>>>>>

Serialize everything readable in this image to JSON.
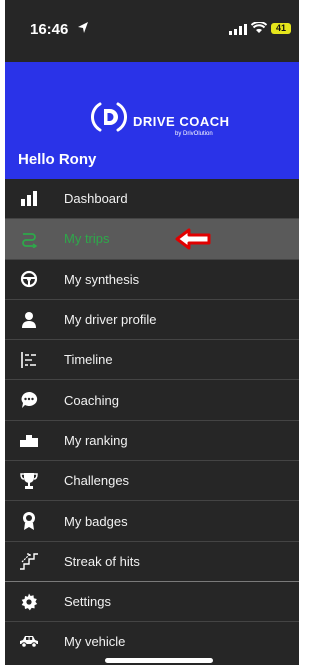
{
  "status_bar": {
    "time": "16:46",
    "battery": "41"
  },
  "header": {
    "logo_title": "DRIVE COACH",
    "logo_subtitle": "by DrivOlution",
    "greeting": "Hello Rony"
  },
  "menu": {
    "items": [
      {
        "label": "Dashboard",
        "icon": "bar-chart-icon"
      },
      {
        "label": "My trips",
        "icon": "route-icon",
        "active": true
      },
      {
        "label": "My synthesis",
        "icon": "steering-wheel-icon"
      },
      {
        "label": "My driver profile",
        "icon": "person-icon"
      },
      {
        "label": "Timeline",
        "icon": "timeline-icon"
      },
      {
        "label": "Coaching",
        "icon": "chat-bubble-icon"
      },
      {
        "label": "My ranking",
        "icon": "podium-icon"
      },
      {
        "label": "Challenges",
        "icon": "trophy-icon"
      },
      {
        "label": "My badges",
        "icon": "badge-icon"
      },
      {
        "label": "Streak of hits",
        "icon": "stairs-icon"
      },
      {
        "label": "Settings",
        "icon": "gear-icon"
      },
      {
        "label": "My vehicle",
        "icon": "car-icon"
      }
    ]
  },
  "colors": {
    "header_bg": "#2a33e8",
    "menu_bg": "#262626",
    "active_bg": "#5a5a5a",
    "active_text": "#2ea84a",
    "arrow": "#e00000"
  }
}
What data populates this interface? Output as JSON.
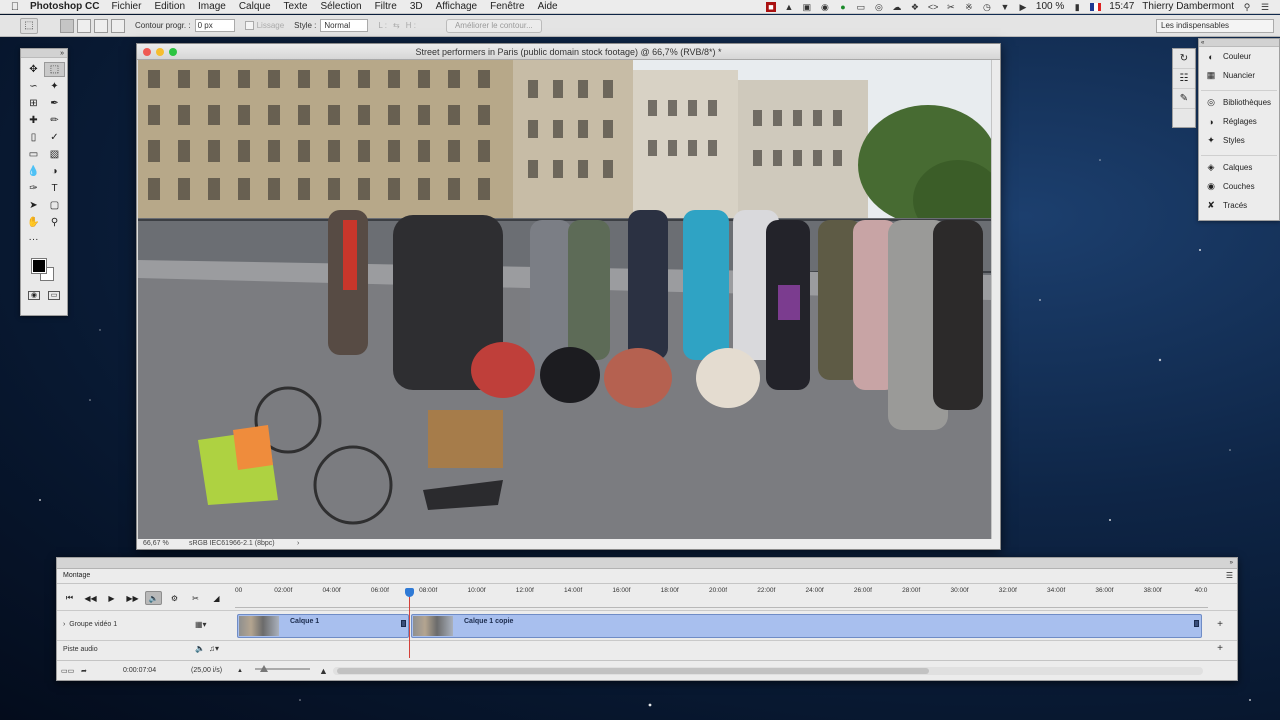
{
  "menubar": {
    "app_name": "Photoshop CC",
    "menus": [
      "Fichier",
      "Edition",
      "Image",
      "Calque",
      "Texte",
      "Sélection",
      "Filtre",
      "3D",
      "Affichage",
      "Fenêtre",
      "Aide"
    ],
    "battery": "100 %",
    "time": "15:47",
    "user": "Thierry Dambermont"
  },
  "options_bar": {
    "feather_label": "Contour progr. :",
    "feather_value": "0 px",
    "antialias_label": "Lissage",
    "style_label": "Style :",
    "style_value": "Normal",
    "width_label": "L :",
    "height_label": "H :",
    "refine_button": "Améliorer le contour...",
    "workspace": "Les indispensables"
  },
  "document": {
    "title": "Street performers in Paris (public domain stock footage) @ 66,7% (RVB/8*) *",
    "zoom": "66,67 %",
    "profile": "sRGB IEC61966-2.1 (8bpc)"
  },
  "panels": {
    "items": [
      {
        "label": "Couleur",
        "icon": "color-wheel-icon"
      },
      {
        "label": "Nuancier",
        "icon": "swatches-grid-icon"
      },
      {
        "label": "Bibliothèques",
        "icon": "libraries-icon"
      },
      {
        "label": "Réglages",
        "icon": "adjustments-icon"
      },
      {
        "label": "Styles",
        "icon": "styles-icon"
      },
      {
        "label": "Calques",
        "icon": "layers-icon"
      },
      {
        "label": "Couches",
        "icon": "channels-icon"
      },
      {
        "label": "Tracés",
        "icon": "paths-icon"
      }
    ]
  },
  "timeline": {
    "tab_label": "Montage",
    "ruler_labels": [
      "00",
      "02:00f",
      "04:00f",
      "06:00f",
      "08:00f",
      "10:00f",
      "12:00f",
      "14:00f",
      "16:00f",
      "18:00f",
      "20:00f",
      "22:00f",
      "24:00f",
      "26:00f",
      "28:00f",
      "30:00f",
      "32:00f",
      "34:00f",
      "36:00f",
      "38:00f",
      "40:0"
    ],
    "video_group_label": "Groupe vidéo 1",
    "audio_track_label": "Piste audio",
    "clips": [
      {
        "name": "Calque 1"
      },
      {
        "name": "Calque 1 copie"
      }
    ],
    "timecode": "0:00:07:04",
    "fps": "(25,00 i/s)"
  },
  "colors": {
    "clip_fill": "#a8bfee",
    "playhead": "#d4413a",
    "foreground_color": "#000000",
    "background_color": "#ffffff"
  }
}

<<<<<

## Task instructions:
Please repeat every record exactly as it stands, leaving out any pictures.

## Written reply:
Serialize everything readable in this image to JSON.
{
  "status_bar": {
    "time": "16:46",
    "battery": "41"
  },
  "header": {
    "logo_title": "DRIVE COACH",
    "logo_subtitle": "by DrivOlution",
    "greeting": "Hello Rony"
  },
  "menu": {
    "items": [
      {
        "label": "Dashboard",
        "icon": "bar-chart-icon"
      },
      {
        "label": "My trips",
        "icon": "route-icon",
        "active": true
      },
      {
        "label": "My synthesis",
        "icon": "steering-wheel-icon"
      },
      {
        "label": "My driver profile",
        "icon": "person-icon"
      },
      {
        "label": "Timeline",
        "icon": "timeline-icon"
      },
      {
        "label": "Coaching",
        "icon": "chat-bubble-icon"
      },
      {
        "label": "My ranking",
        "icon": "podium-icon"
      },
      {
        "label": "Challenges",
        "icon": "trophy-icon"
      },
      {
        "label": "My badges",
        "icon": "badge-icon"
      },
      {
        "label": "Streak of hits",
        "icon": "stairs-icon"
      },
      {
        "label": "Settings",
        "icon": "gear-icon"
      },
      {
        "label": "My vehicle",
        "icon": "car-icon"
      }
    ]
  },
  "colors": {
    "header_bg": "#2a33e8",
    "menu_bg": "#262626",
    "active_bg": "#5a5a5a",
    "active_text": "#2ea84a",
    "arrow": "#e00000"
  }
}
What data populates this interface? Output as JSON.
{
  "menubar": {
    "app_name": "Photoshop CC",
    "menus": [
      "Fichier",
      "Edition",
      "Image",
      "Calque",
      "Texte",
      "Sélection",
      "Filtre",
      "3D",
      "Affichage",
      "Fenêtre",
      "Aide"
    ],
    "battery": "100 %",
    "time": "15:47",
    "user": "Thierry Dambermont"
  },
  "options_bar": {
    "feather_label": "Contour progr. :",
    "feather_value": "0 px",
    "antialias_label": "Lissage",
    "style_label": "Style :",
    "style_value": "Normal",
    "width_label": "L :",
    "height_label": "H :",
    "refine_button": "Améliorer le contour...",
    "workspace": "Les indispensables"
  },
  "document": {
    "title": "Street performers in Paris (public domain stock footage) @ 66,7% (RVB/8*) *",
    "zoom": "66,67 %",
    "profile": "sRGB IEC61966-2.1 (8bpc)"
  },
  "panels": {
    "items": [
      {
        "label": "Couleur",
        "icon": "color-wheel-icon"
      },
      {
        "label": "Nuancier",
        "icon": "swatches-grid-icon"
      },
      {
        "label": "Bibliothèques",
        "icon": "libraries-icon"
      },
      {
        "label": "Réglages",
        "icon": "adjustments-icon"
      },
      {
        "label": "Styles",
        "icon": "styles-icon"
      },
      {
        "label": "Calques",
        "icon": "layers-icon"
      },
      {
        "label": "Couches",
        "icon": "channels-icon"
      },
      {
        "label": "Tracés",
        "icon": "paths-icon"
      }
    ]
  },
  "timeline": {
    "tab_label": "Montage",
    "ruler_labels": [
      "00",
      "02:00f",
      "04:00f",
      "06:00f",
      "08:00f",
      "10:00f",
      "12:00f",
      "14:00f",
      "16:00f",
      "18:00f",
      "20:00f",
      "22:00f",
      "24:00f",
      "26:00f",
      "28:00f",
      "30:00f",
      "32:00f",
      "34:00f",
      "36:00f",
      "38:00f",
      "40:0"
    ],
    "video_group_label": "Groupe vidéo 1",
    "audio_track_label": "Piste audio",
    "clips": [
      {
        "name": "Calque 1"
      },
      {
        "name": "Calque 1 copie"
      }
    ],
    "timecode": "0:00:07:04",
    "fps": "(25,00 i/s)"
  },
  "colors": {
    "clip_fill": "#a8bfee",
    "playhead": "#d4413a",
    "foreground_color": "#000000",
    "background_color": "#ffffff"
  }
}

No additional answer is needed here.